Abbeville County, South Carolina | Mar 21, 1781
Patriot forces earn in victory in the effort to drive the British from South Carolina after the Battle of Guilford Courthouse.
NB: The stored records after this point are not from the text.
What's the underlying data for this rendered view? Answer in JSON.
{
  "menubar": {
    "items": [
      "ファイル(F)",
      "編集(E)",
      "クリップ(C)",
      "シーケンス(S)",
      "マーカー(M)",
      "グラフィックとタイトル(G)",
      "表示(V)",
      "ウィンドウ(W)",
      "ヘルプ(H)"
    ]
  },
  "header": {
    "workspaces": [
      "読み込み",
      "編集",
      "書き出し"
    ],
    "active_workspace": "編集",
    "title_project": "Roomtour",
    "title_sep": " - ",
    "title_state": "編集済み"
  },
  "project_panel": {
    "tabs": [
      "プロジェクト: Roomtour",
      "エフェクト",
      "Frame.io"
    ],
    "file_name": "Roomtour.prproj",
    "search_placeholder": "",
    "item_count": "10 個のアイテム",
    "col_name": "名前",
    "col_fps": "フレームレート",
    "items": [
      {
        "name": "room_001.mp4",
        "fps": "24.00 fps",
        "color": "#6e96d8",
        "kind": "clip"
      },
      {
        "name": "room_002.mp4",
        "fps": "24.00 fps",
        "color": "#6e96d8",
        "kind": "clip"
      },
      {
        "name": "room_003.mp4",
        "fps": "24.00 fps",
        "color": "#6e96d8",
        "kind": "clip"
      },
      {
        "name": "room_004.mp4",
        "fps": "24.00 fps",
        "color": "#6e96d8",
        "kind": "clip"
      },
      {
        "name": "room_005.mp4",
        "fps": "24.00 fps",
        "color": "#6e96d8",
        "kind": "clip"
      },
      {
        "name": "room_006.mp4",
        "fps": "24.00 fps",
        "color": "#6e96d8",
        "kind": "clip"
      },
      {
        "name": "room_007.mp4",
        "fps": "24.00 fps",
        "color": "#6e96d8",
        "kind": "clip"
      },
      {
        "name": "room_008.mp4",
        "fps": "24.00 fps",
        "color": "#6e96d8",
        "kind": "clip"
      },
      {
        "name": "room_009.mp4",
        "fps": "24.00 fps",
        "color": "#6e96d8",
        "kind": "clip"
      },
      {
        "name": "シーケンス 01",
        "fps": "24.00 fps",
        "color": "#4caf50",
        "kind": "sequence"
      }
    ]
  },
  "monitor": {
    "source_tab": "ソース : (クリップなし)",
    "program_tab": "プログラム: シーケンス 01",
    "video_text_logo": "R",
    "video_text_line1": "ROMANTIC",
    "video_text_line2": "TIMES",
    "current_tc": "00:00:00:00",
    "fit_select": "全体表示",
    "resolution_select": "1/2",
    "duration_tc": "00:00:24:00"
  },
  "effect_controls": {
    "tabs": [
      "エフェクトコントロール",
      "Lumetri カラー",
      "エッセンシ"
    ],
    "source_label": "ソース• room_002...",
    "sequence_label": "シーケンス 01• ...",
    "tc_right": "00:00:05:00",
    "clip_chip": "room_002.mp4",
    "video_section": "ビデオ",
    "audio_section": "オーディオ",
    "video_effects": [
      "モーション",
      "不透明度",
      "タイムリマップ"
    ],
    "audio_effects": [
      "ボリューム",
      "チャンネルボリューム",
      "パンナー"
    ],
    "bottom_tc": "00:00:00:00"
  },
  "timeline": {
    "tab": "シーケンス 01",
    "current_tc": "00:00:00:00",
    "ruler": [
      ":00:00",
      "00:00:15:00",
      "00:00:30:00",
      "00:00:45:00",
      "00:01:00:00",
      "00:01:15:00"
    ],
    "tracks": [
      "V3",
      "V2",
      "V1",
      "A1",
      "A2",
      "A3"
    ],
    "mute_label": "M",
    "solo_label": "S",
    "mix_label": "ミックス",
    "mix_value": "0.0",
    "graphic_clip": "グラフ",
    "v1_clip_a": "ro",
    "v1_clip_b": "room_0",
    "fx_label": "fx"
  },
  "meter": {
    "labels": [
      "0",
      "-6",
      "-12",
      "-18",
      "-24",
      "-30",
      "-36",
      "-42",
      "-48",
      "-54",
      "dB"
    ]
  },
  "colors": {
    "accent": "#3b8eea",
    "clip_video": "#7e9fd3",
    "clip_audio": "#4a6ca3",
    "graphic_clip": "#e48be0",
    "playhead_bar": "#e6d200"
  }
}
Following the March 6, 1781, battle at Weitzell’s Mill, North Carolina, American Brigadier General Andrew Pickens was detached by Major General Nathanael Greene to refit his patriot troops back home in South Carolina. They were also granted leave to tend to their families and farms. Consequently, recruitment for the American Cause rose in the northwestern Backcountry of the state that bordered the Savannah River. Georgian Colonel Elijah Clarke, recovered from his wounds received on December 12 at Long Cane, moved north from those settlements to join Pickens’ efforts enlisting and arming more recruits. On March 20, Pickens reached the Catawba River. In the meantime, Tory Major James Dunlap’s Loyalist dragoon force left Ninety Six to forage into the Little River district. He had served under Major Patrick Ferguson prior to the battle of Kings Mountain. Dunlap’s reputation for “severities” against civilians incensed the Whigs against him. Late in 1780, Dunlap raided Pickens’s plantation, burning buildings and destroying crops. With Dunlap now on the march, Pickens decided to eliminate him once and for all. Col. Clarke gathered his militia force of Georgian cavalry, along with Lieutenant Colonel James McCall’s South Carolinians, totaling an estimated 180 saddled, and headed to Little River to challenge Dunlap.
Clarke’s force discovered Dunlap’s 90 Loyalists out foraging around Beattie's Mill on the Little River, which lay southwest of DeWitt’s Corner where the Cherokee Treaty had been signed in 1777. Both sides were mounted and Dunlap had some Provincial cavalry. Although Clarke’s force was twice as large as Dunlap’s, many of Clarke’s men were without adequate arms. Clarke sent a small party, commanded by McCall to seize the bridge behind Dunlap to prevent a retreat. Once in position, Clarke ordered the charge against Dunlap’s men who had taken refuge at the mill. Untold portions of his dragoons fled after the first shots were fired, but the rest of Dunlap’s force fought on for several hours. Outnumbered, Dunlap eventually surrendered, having lost 34 men killed and wounded.
Pickens rendezvoused with Clarke after the battle. Some time in the following days, Dunlap was murdered as a prisoner on the way to Gilbert Town, North Carolina. Incensed, Pickens reported the murder to Greene and to British Colonel John Harris Cruger at Ninety Six. Despite offering a reward for those responsible, no one was ever apprehended. Pickens wrote Cruger that he regarded the murder with “horror and detestation” and concluded it may have resulted from “barbarous massacres” committed by Tory officers on captured patriot soldiers. The sudden displacement of Dunlap’s forces reverberated in the Backcountry region. While at Ninety Six, Cruger wrote in a letter to Colonel Balfour that, “The exertions of the rebels have been very great -- they have stolen most of our new-made subjects in Long-Cane, and many to the southward of us, whose treachery exceeds every idea I ever had of the most faithless men. It will soon be a matter of little consequence who has this part of the country, as nothing is likely to be planted this season, every man being either in arms or hid in the swamps, and a great consumption of last year's crops."
Today, the exact site of Beattie’s Mill remains unknown. The skirmish most likely occurred near the present-day bridge over the Little River in Abbeville County, South Carolina. However, students and historians must take note not to confuse it with the historical marker depicting the events at Pratt’s Mill located off State Highway 184 within the same vicinity. The brief firefight on March 21, 1781, is one more example of the continued efforts by both sides to recruit new members into their ranks, and to see to it that opposing sides would suffer for their perceived treason. This explains the setting and the mood of the partisan war raging in South Carolina during the American Revolution.
All battles of the Southern Theater 1780 - 1783 Campaign